Each record below should appear again exactly as written.

═════ Stored data

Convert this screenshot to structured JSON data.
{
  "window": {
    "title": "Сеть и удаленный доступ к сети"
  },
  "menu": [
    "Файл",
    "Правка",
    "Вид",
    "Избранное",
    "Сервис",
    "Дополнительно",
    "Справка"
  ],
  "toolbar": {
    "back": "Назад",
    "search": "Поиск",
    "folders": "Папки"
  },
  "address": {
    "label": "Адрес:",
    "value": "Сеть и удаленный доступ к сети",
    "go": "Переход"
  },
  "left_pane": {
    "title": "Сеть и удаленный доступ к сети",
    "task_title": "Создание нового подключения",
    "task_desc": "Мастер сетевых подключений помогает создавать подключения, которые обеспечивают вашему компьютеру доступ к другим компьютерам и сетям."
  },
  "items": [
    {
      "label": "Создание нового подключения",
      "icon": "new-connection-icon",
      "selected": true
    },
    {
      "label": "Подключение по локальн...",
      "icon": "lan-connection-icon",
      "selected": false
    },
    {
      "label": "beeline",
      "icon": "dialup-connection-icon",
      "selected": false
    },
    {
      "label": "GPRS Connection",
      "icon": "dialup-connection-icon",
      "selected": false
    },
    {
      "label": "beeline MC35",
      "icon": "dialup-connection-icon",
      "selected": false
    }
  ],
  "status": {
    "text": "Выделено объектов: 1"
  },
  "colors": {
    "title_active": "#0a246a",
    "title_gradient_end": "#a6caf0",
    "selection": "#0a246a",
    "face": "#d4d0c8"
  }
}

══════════

Written answer ->
Convert this screenshot to structured JSON data.
{
  "window": {
    "title": "Сеть и удаленный доступ к сети"
  },
  "menu": [
    "Файл",
    "Правка",
    "Вид",
    "Избранное",
    "Сервис",
    "Дополнительно",
    "Справка"
  ],
  "toolbar": {
    "back": "Назад",
    "search": "Поиск",
    "folders": "Папки"
  },
  "address": {
    "label": "Адрес:",
    "value": "Сеть и удаленный доступ к сети",
    "go": "Переход"
  },
  "left_pane": {
    "title": "Сеть и удаленный доступ к сети",
    "task_title": "Создание нового подключения",
    "task_desc": "Мастер сетевых подключений помогает создавать подключения, которые обеспечивают вашему компьютеру доступ к другим компьютерам и сетям."
  },
  "items": [
    {
      "label": "Создание нового подключения",
      "icon": "new-connection-icon",
      "selected": true
    },
    {
      "label": "Подключение по локальн...",
      "icon": "lan-connection-icon",
      "selected": false
    },
    {
      "label": "beeline",
      "icon": "dialup-connection-icon",
      "selected": false
    },
    {
      "label": "GPRS Connection",
      "icon": "dialup-connection-icon",
      "selected": false
    },
    {
      "label": "beeline MC35",
      "icon": "dialup-connection-icon",
      "selected": false
    }
  ],
  "status": {
    "text": "Выделено объектов: 1"
  },
  "colors": {
    "title_active": "#0a246a",
    "title_gradient_end": "#a6caf0",
    "selection": "#0a246a",
    "face": "#d4d0c8"
  }
}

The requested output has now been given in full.